▶ _Activity_:
Lines holding the string "value" are the ones to copy; find them all in the data.

Interface dataset entries
>>>

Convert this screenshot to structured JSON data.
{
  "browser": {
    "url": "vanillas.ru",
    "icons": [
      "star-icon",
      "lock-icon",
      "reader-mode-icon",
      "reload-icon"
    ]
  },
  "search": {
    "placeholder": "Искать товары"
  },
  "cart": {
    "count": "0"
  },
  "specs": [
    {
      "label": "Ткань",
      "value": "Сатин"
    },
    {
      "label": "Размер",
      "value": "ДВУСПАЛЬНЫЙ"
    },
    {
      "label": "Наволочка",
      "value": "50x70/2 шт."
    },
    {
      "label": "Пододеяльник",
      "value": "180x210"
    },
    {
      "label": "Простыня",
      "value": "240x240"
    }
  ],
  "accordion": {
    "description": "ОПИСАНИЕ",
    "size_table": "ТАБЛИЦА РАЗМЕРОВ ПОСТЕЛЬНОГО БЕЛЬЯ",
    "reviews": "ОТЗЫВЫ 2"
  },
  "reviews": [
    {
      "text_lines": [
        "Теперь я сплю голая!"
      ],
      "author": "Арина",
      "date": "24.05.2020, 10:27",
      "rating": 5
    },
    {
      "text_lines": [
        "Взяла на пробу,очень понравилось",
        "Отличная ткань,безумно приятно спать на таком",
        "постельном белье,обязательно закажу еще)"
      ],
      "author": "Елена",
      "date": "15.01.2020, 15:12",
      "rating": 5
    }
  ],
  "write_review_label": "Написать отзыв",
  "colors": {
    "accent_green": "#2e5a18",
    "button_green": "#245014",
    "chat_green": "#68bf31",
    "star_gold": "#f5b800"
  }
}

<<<
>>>

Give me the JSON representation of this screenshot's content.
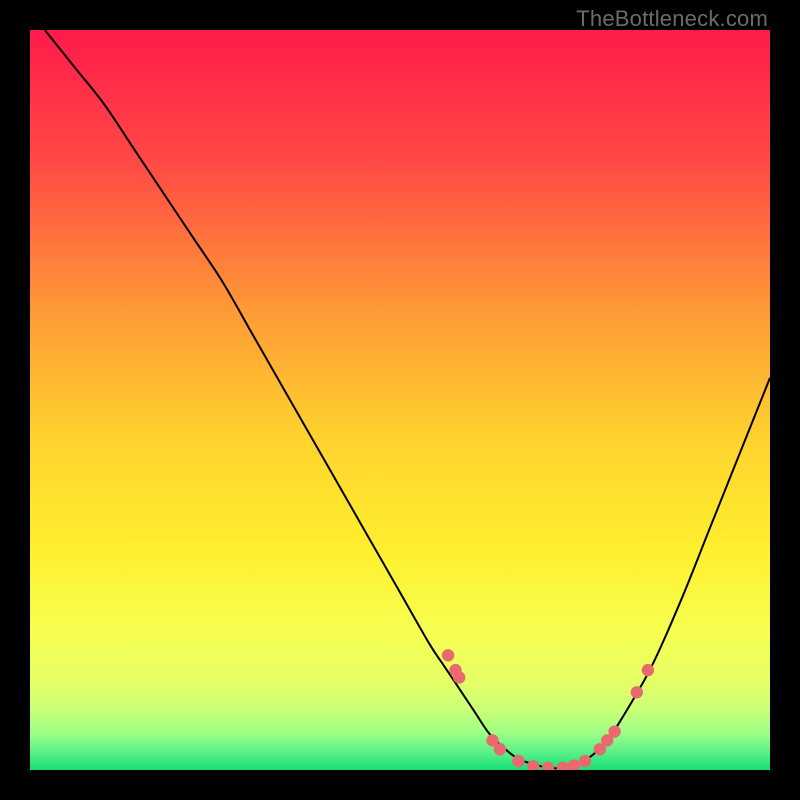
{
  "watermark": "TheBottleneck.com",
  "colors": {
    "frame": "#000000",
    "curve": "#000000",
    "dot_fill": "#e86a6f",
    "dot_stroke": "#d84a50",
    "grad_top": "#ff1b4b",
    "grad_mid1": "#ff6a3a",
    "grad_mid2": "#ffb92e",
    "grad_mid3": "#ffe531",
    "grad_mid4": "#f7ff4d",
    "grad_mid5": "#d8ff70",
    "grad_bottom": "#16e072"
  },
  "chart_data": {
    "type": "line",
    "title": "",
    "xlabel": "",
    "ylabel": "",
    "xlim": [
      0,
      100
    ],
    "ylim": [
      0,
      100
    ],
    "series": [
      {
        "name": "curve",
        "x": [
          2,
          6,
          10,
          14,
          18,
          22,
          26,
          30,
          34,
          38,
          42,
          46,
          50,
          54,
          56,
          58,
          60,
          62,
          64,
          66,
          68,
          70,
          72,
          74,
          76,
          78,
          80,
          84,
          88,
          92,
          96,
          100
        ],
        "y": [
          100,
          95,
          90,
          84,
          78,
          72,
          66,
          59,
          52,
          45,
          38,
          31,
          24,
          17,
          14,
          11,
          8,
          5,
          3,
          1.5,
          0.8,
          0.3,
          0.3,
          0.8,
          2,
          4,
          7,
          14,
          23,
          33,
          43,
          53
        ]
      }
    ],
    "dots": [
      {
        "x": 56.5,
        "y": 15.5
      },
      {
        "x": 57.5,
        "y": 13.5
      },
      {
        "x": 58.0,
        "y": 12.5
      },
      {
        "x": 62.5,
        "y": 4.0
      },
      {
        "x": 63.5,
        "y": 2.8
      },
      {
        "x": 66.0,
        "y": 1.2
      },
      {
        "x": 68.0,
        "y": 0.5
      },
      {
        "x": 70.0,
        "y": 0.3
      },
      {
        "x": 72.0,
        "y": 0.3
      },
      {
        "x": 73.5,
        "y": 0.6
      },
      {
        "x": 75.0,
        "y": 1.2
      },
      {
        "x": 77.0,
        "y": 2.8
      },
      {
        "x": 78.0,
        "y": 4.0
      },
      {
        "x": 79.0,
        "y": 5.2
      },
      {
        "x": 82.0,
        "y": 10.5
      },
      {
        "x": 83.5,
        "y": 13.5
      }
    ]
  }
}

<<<

▶ _Answer space_:
      "value": "Сатин"
      "value": "ДВУСПАЛЬНЫЙ"
      "value": "50x70/2 шт."
      "value": "180x210"
      "value": "240x240"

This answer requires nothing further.